As the preacher blessed me then dunked me under I remember thinking it was definitely a good thing I had been saved. Because when I felt the shock of that creek's frigid temperature touching my warm skin, I thought sure I'd be meeting my maker in just a few more minutes. But I managed to live long enough after that to actually look forward to the prospect of taking a dive into that chilly stream.

The phrase "taking a dive", though, isn't exactly correct. The only person I ever saw brave enough to jump headfirst into Tumbling Creek was my father, John Carr, but he is made of hardy stock and doesn't scare easily. As for the rest of us, we went in the gradual route. Which meant we would wade in slowly until the water came up to our bare ankles. Then we'd stop and scream a little from the shock. Then we'd wade in just a bit further. Then we'd stop and scream a little more.

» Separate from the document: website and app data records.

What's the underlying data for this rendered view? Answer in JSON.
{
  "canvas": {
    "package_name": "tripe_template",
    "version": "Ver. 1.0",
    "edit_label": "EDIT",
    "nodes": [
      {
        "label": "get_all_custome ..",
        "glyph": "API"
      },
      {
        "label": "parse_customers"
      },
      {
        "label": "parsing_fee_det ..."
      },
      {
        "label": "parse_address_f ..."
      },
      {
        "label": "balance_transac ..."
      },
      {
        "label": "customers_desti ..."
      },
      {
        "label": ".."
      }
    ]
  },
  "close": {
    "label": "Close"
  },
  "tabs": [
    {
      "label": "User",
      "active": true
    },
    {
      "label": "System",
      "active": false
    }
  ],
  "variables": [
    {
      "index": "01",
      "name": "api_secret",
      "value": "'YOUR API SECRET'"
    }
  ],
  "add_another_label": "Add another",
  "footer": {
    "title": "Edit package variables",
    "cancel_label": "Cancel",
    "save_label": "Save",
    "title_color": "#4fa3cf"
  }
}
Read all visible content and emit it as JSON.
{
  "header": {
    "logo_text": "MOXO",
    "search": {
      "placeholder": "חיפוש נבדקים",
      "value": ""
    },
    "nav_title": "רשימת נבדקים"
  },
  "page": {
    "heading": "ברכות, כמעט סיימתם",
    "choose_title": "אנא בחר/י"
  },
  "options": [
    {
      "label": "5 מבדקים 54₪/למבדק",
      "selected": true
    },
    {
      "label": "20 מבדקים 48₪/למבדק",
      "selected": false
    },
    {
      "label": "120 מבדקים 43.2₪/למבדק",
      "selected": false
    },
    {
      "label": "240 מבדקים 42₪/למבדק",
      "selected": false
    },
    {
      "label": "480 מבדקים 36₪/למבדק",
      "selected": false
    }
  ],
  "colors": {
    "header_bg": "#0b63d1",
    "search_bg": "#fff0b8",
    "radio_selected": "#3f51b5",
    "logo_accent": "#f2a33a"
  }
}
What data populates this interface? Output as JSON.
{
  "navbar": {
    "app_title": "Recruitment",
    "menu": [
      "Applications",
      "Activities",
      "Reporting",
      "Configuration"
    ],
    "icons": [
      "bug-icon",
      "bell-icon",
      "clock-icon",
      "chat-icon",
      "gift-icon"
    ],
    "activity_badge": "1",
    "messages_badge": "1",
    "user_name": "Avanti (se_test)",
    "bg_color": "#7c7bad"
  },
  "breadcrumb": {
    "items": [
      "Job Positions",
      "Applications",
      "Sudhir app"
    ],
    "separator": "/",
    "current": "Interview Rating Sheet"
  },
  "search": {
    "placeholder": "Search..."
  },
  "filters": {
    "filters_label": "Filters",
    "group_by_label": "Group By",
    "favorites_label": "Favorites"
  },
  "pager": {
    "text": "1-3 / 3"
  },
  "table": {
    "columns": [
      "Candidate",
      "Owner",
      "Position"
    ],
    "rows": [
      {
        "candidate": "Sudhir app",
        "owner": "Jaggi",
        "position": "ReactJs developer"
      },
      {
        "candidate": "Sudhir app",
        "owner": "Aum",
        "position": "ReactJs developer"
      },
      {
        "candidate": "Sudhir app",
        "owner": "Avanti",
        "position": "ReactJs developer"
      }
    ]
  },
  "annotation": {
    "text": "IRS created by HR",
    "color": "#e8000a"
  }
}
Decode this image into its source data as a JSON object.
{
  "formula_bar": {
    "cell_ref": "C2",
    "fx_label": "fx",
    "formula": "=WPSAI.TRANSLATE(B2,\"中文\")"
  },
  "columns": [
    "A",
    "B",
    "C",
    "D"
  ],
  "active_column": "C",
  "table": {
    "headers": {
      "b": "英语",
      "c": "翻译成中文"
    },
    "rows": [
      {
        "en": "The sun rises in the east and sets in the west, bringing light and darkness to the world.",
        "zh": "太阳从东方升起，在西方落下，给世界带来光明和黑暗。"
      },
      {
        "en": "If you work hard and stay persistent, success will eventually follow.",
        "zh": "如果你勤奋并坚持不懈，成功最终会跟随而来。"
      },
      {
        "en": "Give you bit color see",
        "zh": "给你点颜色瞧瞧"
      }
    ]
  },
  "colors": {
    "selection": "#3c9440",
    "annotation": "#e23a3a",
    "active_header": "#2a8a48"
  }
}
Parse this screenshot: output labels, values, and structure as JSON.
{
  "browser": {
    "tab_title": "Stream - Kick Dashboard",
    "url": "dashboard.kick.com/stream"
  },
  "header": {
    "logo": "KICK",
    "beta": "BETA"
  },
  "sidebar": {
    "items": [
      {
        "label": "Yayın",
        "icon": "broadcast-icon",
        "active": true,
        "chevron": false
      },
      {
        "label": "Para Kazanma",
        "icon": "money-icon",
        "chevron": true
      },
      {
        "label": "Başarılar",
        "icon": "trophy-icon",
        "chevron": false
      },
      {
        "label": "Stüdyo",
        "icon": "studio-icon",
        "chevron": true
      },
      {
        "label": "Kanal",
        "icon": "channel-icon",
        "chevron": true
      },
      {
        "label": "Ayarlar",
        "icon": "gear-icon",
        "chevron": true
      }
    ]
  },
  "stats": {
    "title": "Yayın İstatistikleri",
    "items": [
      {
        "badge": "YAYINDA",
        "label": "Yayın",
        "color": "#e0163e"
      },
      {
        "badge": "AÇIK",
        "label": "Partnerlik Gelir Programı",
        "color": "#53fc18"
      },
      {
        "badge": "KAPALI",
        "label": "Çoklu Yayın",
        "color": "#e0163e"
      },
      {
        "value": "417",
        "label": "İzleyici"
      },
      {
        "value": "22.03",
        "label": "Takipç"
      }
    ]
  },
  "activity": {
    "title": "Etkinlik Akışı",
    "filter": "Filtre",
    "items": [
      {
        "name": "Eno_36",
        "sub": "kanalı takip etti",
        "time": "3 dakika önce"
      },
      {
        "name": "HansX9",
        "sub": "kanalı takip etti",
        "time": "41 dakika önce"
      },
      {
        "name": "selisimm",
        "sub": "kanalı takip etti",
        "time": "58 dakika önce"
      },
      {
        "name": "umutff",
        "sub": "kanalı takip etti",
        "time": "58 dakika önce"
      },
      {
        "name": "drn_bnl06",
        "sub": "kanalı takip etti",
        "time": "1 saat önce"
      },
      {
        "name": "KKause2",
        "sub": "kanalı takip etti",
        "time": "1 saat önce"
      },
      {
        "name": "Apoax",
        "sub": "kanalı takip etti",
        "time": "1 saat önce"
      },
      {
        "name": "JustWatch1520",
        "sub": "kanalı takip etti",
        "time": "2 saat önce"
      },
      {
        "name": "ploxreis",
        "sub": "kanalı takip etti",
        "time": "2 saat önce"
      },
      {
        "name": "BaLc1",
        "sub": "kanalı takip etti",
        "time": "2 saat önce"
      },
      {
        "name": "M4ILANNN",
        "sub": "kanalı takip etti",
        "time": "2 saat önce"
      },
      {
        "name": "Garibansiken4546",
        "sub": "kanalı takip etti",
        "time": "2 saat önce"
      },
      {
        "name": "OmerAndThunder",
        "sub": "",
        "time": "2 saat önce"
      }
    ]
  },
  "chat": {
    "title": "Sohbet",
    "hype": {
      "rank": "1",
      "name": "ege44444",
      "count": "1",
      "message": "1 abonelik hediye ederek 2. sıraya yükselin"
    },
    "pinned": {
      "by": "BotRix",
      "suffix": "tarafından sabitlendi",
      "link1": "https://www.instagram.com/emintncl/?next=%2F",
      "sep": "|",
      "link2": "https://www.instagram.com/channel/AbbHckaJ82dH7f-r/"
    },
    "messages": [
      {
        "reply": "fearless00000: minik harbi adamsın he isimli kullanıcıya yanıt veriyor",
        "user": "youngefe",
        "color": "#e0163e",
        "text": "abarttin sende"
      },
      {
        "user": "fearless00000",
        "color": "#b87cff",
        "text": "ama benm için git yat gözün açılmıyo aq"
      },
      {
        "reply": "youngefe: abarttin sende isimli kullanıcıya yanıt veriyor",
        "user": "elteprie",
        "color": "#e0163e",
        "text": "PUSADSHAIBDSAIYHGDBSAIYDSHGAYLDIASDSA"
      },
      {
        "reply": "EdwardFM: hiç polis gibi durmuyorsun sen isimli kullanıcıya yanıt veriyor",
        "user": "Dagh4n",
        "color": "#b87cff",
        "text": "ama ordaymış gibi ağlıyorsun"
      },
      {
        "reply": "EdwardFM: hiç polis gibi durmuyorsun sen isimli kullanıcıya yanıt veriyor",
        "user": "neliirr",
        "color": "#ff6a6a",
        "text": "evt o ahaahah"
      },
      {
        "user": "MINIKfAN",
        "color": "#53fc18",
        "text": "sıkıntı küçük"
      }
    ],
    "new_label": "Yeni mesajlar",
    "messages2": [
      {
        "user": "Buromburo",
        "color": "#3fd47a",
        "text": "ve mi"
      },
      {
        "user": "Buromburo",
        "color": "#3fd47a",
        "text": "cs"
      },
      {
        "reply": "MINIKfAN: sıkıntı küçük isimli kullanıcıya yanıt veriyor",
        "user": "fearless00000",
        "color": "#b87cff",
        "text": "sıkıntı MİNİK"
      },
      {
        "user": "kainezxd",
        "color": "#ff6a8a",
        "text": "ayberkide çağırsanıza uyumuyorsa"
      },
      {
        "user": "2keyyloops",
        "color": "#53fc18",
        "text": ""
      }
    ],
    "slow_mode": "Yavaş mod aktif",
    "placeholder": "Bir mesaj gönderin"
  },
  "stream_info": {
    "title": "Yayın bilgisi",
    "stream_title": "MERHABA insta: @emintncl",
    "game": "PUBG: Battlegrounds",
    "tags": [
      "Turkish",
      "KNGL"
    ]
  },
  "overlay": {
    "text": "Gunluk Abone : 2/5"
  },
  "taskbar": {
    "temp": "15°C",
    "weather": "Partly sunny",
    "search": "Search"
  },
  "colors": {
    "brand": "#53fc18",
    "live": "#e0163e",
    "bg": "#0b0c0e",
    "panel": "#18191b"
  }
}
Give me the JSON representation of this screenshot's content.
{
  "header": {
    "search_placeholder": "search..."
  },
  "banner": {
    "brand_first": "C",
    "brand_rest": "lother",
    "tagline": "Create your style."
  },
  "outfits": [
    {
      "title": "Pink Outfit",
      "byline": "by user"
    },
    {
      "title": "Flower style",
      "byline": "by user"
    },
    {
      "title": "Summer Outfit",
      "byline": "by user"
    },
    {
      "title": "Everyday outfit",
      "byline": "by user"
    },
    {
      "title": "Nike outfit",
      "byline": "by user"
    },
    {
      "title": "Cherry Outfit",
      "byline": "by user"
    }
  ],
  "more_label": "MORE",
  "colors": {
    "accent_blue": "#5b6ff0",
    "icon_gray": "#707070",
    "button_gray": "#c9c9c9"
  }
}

Finally, when the water was just above our knees, and our legs numb from the chill, we'd screw up our courage, over and over again, until we'd managed to get our whole bodies, from the neck down, wet. That process, too, was a slow one. The action consisted of us bobbing down a few inches into the water, jumping straight up into the air from the shock of the cold water touching those still-dry parts of our summer-hot skin, then, once those parts were numb, we'd bob down a little more. Of course, this action and reaction wasn't always as slow as we hoped it would be because Nature usually took a hand during the second or third time we jumped in the air. More often than not, we'd eventually sit on one of those slick, flat smooth rocks that lined the bottom of Tumbling Creek and end up falling in, so that our entire bodies, except our heads, were covered all at once.

I don't know how we managed it, but I can't remember any of us kids, no matter how many falls we took, getting our heads wet. Most of us were afraid of letting our heads go under for two reasons. In the first place, we couldn't swim well enough to risk choking on the water. Second, we were never sure that dunking our heads into that icy stream wouldn't cause brain damage with the shock.

But, despite all that, we enjoyed Tumbling Creek. So much so that we all agreed harmoniously that turning blue and numb for the first few minutes of getting in was a small enough inconvenience to face just to get to go swimming in that chilly, clear, mountain, swimming hole.